Dynamics of populations may be synchronized at large spatial scales, indicating driving forces acting beyond local scales, but may also vary locally as a result of site-specific conditions. Conservation measures for fragmented and declining populations may need to address such local effects to avoid local extinction before measures at large spatial scales become effective. To assess differences in local population dynamics, we aimed to determine the demographic drivers controlling population trends in three remaining populations of the Northern Wheatear Oenanthe oenanthe in the Netherlands, as a basis for conservation actions. An integrated population model (IPM) was fitted to field data collected in each site in 2007–2011 to estimate fecundity, survival and immigration. Sites were 40–120 km apart, yet first-year recruits were observed to move between some of the sites, albeit rarely. All three populations were equally sensitive to changes in fecundity and first-year survival. One population was less sensitive to adult survival but more sensitive to immigration. A life table response experiment suggested that differences in immigration were important determinants of differences in population growth between sites. Given the importance of immigration for local dynamics along with high philopatry, resulting in low exchange between sites, creating a metapopulation structure by improving connectivity and the protection of local populations are important for the conservation of these populations. Site-specific conservation actions will therefore be efficient and, for the short term, we propose different site-specific conservation actions.

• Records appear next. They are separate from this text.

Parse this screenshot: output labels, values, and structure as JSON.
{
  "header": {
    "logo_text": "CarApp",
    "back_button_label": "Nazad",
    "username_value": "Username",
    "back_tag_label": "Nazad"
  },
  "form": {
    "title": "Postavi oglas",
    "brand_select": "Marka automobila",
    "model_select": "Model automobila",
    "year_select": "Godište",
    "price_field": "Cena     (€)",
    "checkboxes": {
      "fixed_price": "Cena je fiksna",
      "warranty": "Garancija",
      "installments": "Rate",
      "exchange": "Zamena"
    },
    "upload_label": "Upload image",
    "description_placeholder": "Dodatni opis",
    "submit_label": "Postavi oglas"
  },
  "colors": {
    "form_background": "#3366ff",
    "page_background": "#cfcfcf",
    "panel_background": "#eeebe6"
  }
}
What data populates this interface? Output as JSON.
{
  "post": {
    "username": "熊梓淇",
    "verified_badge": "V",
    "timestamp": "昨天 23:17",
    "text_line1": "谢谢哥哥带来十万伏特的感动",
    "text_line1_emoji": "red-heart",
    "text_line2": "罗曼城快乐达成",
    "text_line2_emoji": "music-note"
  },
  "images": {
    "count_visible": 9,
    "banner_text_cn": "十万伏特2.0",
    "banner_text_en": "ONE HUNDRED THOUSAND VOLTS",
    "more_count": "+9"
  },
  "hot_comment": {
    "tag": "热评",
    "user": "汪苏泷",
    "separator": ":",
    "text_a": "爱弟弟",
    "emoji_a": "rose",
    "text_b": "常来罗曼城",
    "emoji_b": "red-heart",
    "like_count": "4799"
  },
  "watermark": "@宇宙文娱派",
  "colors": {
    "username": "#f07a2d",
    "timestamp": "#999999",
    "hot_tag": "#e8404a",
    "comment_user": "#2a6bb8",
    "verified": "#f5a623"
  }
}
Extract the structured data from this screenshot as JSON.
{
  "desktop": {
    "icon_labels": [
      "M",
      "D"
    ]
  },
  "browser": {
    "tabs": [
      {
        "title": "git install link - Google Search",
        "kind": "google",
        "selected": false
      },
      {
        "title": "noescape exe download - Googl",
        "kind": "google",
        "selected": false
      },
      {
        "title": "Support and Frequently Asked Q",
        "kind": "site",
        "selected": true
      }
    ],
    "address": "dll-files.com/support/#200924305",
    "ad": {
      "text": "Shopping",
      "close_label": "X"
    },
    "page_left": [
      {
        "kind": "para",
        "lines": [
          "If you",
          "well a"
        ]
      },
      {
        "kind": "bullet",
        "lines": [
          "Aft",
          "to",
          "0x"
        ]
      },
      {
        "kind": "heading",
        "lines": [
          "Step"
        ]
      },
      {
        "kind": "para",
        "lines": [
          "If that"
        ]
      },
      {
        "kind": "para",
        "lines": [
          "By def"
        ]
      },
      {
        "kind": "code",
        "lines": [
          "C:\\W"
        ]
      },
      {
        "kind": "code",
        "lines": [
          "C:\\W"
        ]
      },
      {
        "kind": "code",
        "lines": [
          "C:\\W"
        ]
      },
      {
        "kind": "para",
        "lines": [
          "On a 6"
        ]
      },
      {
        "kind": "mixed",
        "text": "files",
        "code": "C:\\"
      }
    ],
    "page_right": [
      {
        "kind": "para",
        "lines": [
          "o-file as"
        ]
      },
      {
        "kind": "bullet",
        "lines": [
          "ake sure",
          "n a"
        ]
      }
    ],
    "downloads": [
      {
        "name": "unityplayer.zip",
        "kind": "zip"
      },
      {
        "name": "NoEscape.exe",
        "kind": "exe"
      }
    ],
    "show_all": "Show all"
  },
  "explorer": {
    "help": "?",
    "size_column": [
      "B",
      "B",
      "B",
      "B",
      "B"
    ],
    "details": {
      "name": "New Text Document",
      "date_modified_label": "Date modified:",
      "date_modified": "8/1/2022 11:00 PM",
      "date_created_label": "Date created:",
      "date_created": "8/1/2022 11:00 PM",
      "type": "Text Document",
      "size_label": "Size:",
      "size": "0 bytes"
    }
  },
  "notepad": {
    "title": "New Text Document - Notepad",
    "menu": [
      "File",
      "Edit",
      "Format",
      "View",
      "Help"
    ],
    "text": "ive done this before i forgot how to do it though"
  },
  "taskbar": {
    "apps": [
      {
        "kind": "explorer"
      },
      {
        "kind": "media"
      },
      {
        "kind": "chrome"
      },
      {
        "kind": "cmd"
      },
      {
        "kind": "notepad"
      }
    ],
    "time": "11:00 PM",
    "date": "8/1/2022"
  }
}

Site-specific dynamics in remnant populations of Northern Wheatears Oenanthe oenanthe in the Netherlands
Van Oosten H.H., Van Turnhout C., Hallmann C.A., Majoor F., Roodbergen M., Schekkerman H., Versluijs R., Waasdorp S., Siepel H.
Ibis, vol. 157 (1): 91-102